Oh, and please feel free to comment all you want, it makes blogging more fun. :o)

Meems said...

I have to comment on the "doing research" part. Routine circumcisions cost money. Who would do research and do test if it would be a free procedure? Of course medical professionals do research on how IRC is beneficial to your boys' health. I don't trust research nearly as much when there is money involved.

Odd question. Does a boy's penis always look like the dads' or could it get some genes from the mom and look like her family's side penises? (Oh man, did that make sense?)

btw, in the United States the cost of routine circumcisions ranges from $150 Million to $270 Million each year. Nothing to sneeze at. Who would advertise the fact that intact penises are better off health wise? What in the world is the plural of penis? Peni?

Meems said...

Happy vacation! We'll be joining the world of intact males in less than a week.

Keith and Nicci said...

Just have to defend myself as well - it was mommy's milk in the bottle, and by the way, he's taken it beautifully the past few days. I have loved being able to get out for a couple of hours a few times already :). I love pumps!

Doreen said...

Aw, Nicci, you don't need to defend yourself. Your post simply brought back some memories that made me smile. I'm glad it's working for you. Even if it was formula, I wouldn't come after you and condemn you or anything. After all, I'm not the breastfeeding police (or formula police, or whatever :p). It would have been nice if it had worked for me, it just didn't. And I decided, that for me, it just wasn't worth the hassle. :o)

Mimi, you're too funny, world of intact males! You're right, there is a lot of money involved in the whole RIC debate. Ever wonder what all those cut off foreskins are used for? I've heard interesting stories, should look into that some more. Hm...

Keith and Nicci said...

It's all good - just thought I'd share the good news for me - I get to play basketball twice a week now and go to a D-backs game in a few weeks with Keith - yipee!

Kermit~the~Frog said...

Well, you know I don't disagree with anything you said. I have one circ'd son and one non-circ'd son, and each comes with its own set of problems. My older son's circ was very well done according to another ped, but he ends up with some periodic itching and needs a steroid cream. Younger son isn't retracted yet, so there aren't any real problems there yet, of course.
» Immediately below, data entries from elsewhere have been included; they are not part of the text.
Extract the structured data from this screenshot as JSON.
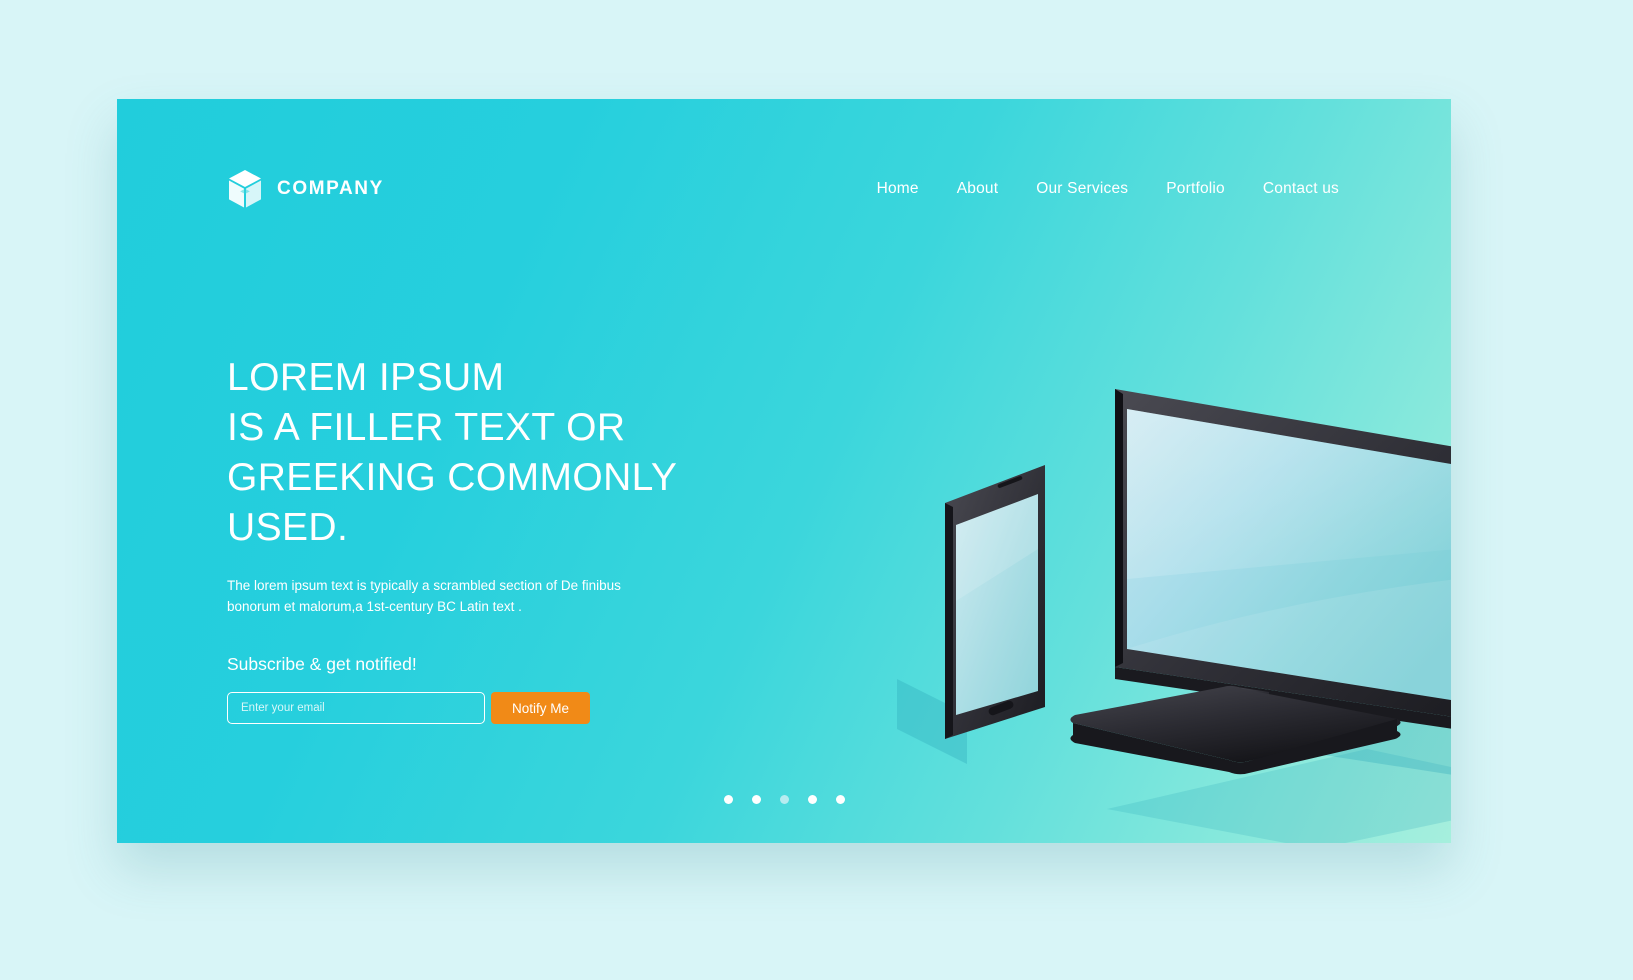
{
  "page": {
    "background_color": "#d8f5f7",
    "card_gradient_from": "#21cddc",
    "card_gradient_to": "#a6efdd",
    "accent_color": "#f18a17"
  },
  "header": {
    "logo_icon": "cube-icon",
    "brand_name": "COMPANY",
    "nav": [
      {
        "label": "Home"
      },
      {
        "label": "About"
      },
      {
        "label": "Our Services"
      },
      {
        "label": "Portfolio"
      },
      {
        "label": "Contact us"
      }
    ]
  },
  "hero": {
    "heading": "LOREM IPSUM\nIS A FILLER TEXT OR\nGREEKING COMMONLY\nUSED.",
    "subtext": "The lorem ipsum text is typically a scrambled section of De finibus\nbonorum et malorum,a 1st-century BC Latin text .",
    "subscribe_label": "Subscribe & get notified!",
    "email_placeholder": "Enter your email",
    "email_value": "",
    "notify_button_label": "Notify Me"
  },
  "carousel": {
    "total_dots": 5,
    "active_index": 0,
    "dots": [
      {
        "state": "active"
      },
      {
        "state": "active"
      },
      {
        "state": "inactive"
      },
      {
        "state": "active"
      },
      {
        "state": "active"
      }
    ]
  },
  "illustration": {
    "name": "isometric-devices-illustration",
    "devices": [
      "tablet-device",
      "monitor-device"
    ],
    "screen_color_light": "#bfe7ee",
    "screen_color_mid": "#8fd9dc",
    "bezel_color": "#2e2e33"
  }
}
I was talking to my SIL about this several years ago. She is older than I am, and her youngest boy is 5. She recoiled in horror at the thought of NOT circ-ing a child, because retracting and cleaning the poop out of the infant penis is such a pain. In the late 80s and 90s (when she did child care), nobody knew that you just needed to leave the penis alone. Don't force it to retract, and you never have to clean anything other than the surface, exactly as you do on a circ'd child.

I love to breastfeed. Oldest was bottle-fed and it was awful. Washing, filling, mixing, washing again. Blech. The spit-up smelled foul and the stains were impossible. I own exactly one bottle, and I never use it. Don't care to. This could change if I ever get a high-needs infant, but my kids are very laid back. (Just jinxed myself, I know.)
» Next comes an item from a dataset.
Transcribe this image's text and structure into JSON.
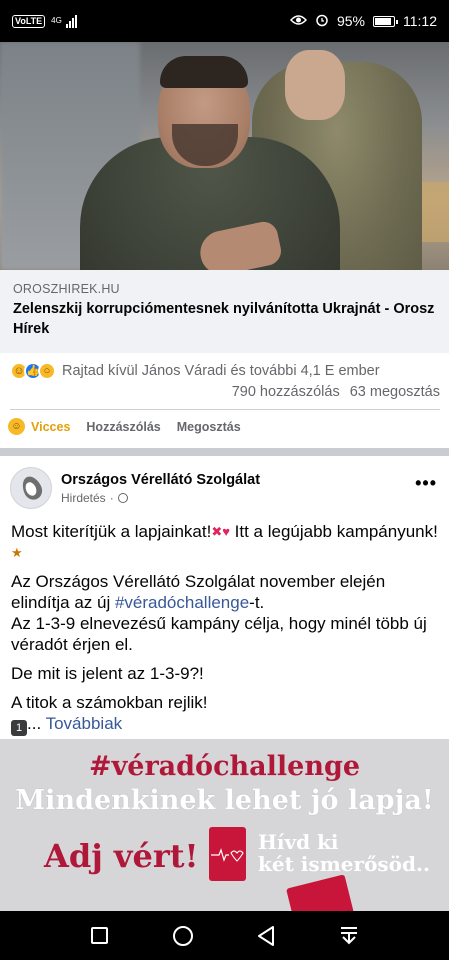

As for birth, I've done induced/epi, induced/no epi, and natural/no epi/no IV/birth ball/occasional fentanyl injection. The last birth rocked. Rocked. Birth is power, physical and spiritual.
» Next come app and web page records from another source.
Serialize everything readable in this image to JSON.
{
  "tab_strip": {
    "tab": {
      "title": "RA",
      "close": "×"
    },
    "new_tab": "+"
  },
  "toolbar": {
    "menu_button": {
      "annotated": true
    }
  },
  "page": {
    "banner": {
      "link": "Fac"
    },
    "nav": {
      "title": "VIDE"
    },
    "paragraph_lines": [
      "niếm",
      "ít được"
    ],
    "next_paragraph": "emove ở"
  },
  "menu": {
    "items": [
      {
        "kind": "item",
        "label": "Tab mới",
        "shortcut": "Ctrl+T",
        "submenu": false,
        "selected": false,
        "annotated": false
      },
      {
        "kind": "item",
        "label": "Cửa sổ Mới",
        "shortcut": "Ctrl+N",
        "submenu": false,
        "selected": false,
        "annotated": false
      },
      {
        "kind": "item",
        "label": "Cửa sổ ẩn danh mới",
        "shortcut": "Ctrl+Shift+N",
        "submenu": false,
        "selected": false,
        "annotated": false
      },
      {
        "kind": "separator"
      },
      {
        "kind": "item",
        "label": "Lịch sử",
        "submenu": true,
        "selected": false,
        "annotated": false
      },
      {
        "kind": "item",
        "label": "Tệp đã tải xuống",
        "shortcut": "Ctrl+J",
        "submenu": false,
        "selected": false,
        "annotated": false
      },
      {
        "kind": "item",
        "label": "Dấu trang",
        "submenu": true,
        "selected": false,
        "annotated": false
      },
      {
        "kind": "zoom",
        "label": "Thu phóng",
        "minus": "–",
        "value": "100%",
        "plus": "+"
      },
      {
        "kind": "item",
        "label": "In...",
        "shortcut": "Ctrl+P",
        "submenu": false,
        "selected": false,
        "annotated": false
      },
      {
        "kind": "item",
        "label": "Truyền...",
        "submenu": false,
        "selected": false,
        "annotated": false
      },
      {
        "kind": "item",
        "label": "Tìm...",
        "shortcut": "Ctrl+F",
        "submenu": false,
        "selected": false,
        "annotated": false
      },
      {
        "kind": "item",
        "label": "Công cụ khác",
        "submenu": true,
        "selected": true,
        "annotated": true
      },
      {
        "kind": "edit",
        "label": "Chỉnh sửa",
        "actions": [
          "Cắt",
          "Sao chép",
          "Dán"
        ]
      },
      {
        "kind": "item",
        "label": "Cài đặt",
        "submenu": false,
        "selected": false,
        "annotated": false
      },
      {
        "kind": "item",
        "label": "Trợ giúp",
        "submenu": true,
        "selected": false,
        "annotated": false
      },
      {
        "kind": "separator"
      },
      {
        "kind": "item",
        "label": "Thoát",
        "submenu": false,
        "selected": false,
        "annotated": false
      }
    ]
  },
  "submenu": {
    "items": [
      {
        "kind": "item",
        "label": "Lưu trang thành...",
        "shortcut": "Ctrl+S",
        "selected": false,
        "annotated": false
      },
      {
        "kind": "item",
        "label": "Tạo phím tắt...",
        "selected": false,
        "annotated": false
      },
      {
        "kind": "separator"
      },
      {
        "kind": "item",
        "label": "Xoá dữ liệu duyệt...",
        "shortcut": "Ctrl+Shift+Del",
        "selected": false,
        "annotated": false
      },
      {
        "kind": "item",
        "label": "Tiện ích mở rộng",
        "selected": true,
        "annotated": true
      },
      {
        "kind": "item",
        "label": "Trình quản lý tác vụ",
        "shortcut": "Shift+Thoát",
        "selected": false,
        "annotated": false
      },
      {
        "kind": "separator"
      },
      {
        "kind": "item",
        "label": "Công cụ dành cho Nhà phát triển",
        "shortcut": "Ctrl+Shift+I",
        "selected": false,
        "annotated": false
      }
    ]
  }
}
Lari said...

Oh my goodness, I'm so glad I just came across this entry. I've been thinking a lot about routine infant circumcision lately. I've also been planning on writing about it in my blog as well... but I think I need to wait until I'm in the right frame of mind. I never thought anything was wrong with it until a few months ago. Being pregnant has caused me to read a lot about pregnancy and childbirth and babies, and it ultimately led me to an online video of a circumcision being performed on an infant boy. That was when I realized something was wrong with it. I just had a sick feeling in my stomach after watching the video. That was when I decided to do some research about it, and I have now decided that my future sons will not be circumcised. After reading the pros and cons, the research, and everything else when it comes to circumcision, I have decided that it's purely cosmetic and a "cultural" practice.